The value of the gravitational constant was first derived from measurements that were made by Henry Cavendish in 1798 with a torsion balance. The value he obtained differs by only 1% from the modern value. The diurnal parallax of the Sun was accurately measured during the transits of Venus in 1761 and 1769, yielding a value of 9″ (9 arcseconds, compared to the present 1976 value of 8.794148″). From the value of the diurnal parallax, one can determine the distance to the Sun from the geometry of Earth.
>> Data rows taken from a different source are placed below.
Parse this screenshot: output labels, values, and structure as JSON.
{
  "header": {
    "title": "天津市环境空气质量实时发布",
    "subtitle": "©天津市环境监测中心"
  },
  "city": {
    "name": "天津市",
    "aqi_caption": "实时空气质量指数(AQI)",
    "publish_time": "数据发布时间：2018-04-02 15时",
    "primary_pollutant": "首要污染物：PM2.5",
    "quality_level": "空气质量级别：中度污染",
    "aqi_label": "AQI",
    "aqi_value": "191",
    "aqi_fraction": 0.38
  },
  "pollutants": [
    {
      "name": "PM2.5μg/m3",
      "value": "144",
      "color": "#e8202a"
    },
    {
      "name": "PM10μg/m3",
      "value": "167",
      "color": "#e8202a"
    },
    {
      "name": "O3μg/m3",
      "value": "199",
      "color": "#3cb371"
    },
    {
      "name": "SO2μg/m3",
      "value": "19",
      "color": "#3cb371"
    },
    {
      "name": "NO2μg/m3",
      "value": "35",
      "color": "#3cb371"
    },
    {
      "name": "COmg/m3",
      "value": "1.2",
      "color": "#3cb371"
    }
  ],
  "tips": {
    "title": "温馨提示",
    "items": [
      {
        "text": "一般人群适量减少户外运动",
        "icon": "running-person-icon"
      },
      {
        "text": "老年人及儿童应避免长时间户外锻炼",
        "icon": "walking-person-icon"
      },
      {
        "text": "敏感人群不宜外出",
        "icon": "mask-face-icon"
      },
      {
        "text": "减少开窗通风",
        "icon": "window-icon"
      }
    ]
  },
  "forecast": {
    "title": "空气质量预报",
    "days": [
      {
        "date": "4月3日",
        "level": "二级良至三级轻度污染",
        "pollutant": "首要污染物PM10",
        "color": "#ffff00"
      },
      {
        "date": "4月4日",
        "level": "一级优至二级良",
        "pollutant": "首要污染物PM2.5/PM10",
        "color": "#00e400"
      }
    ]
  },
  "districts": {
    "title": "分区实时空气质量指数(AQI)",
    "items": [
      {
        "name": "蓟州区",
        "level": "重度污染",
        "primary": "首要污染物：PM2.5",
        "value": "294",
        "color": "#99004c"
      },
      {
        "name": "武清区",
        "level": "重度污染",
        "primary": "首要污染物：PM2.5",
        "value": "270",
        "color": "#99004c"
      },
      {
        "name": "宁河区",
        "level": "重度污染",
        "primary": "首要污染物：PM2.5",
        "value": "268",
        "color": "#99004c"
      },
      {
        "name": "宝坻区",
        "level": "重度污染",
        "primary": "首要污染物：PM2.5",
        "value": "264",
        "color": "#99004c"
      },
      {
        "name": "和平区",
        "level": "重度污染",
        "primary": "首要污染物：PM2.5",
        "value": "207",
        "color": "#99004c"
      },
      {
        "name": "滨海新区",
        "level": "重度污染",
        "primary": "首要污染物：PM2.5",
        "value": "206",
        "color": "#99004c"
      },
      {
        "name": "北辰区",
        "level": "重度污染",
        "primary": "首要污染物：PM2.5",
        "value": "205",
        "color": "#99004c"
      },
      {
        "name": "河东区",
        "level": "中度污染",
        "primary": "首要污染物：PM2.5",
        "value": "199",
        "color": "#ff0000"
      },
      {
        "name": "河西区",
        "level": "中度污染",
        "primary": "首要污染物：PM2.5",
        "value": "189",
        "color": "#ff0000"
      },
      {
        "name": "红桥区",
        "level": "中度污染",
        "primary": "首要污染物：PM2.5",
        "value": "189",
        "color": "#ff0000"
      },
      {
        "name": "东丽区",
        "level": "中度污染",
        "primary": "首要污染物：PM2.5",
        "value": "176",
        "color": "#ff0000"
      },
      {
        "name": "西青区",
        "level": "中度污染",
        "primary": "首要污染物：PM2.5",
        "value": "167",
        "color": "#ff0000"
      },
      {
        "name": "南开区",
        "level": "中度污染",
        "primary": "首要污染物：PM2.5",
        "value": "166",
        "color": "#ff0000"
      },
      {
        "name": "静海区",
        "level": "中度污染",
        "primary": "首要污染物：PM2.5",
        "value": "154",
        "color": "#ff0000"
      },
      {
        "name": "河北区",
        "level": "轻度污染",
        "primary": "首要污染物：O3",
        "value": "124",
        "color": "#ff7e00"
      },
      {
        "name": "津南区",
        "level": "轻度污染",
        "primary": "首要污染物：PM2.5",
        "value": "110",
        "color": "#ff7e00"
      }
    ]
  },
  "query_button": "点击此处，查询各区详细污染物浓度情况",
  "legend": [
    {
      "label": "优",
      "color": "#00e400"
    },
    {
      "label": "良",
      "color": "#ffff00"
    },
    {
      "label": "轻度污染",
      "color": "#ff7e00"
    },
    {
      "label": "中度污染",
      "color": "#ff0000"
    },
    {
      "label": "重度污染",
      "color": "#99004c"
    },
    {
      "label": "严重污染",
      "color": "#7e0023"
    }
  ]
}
The first person to estimate the mass of the Sun was Isaac Newton. In his work Principia (1687), he estimated that the ratio of the mass of Earth to the Sun was about 1/28 700. Later he determined that his value was based upon a faulty value for the solar parallax, which he had used to estimate the distance to the Sun (1 AU). He corrected his estimated ratio to 1/169 282 in the third edition of the Principia. The current value for the solar parallax is smaller still, yielding an estimated mass ratio of 1/332 946.
As a unit of measurement, the solar mass came into use before the AU and the gravitational constant were precisely measured. This is because the relative mass of another planet in the Solar System or the combined mass of two binary stars can be calculated in units of Solar mass directly from the orbital radius and orbital period of the planet or stars using Kepler's third law, provided that orbital radius is measured in astronomical units and orbital period is measured in years.
The mass of the Sun has been decreasing since the time it formed. This occurs through two processes in nearly equal amounts. First, in the Sun's core, hydrogen is converted into helium through nuclear fusion, in particular the p–p chain, and this reaction converts some mass into energy in the form of gamma ray photons. Most of this energy eventually radiates away from the Sun. Second, high-energy protons and electrons in the atmosphere of the Sun are ejected directly into outer space as the solar wind and coronal mass ejections.
The original mass of the Sun at the time it reached the main sequence remains uncertain. The early Sun had much higher mass-loss rates than at present, and it may have lost anywhere from 1–7% of its natal mass over the course of its main-sequence lifetime. The Sun gains a very small amount of mass through the impact of asteroids and comets. However, as the Sun already contains 99.86% of the Solar System's total mass, these impacts cannot offset the mass lost by radiation and ejection.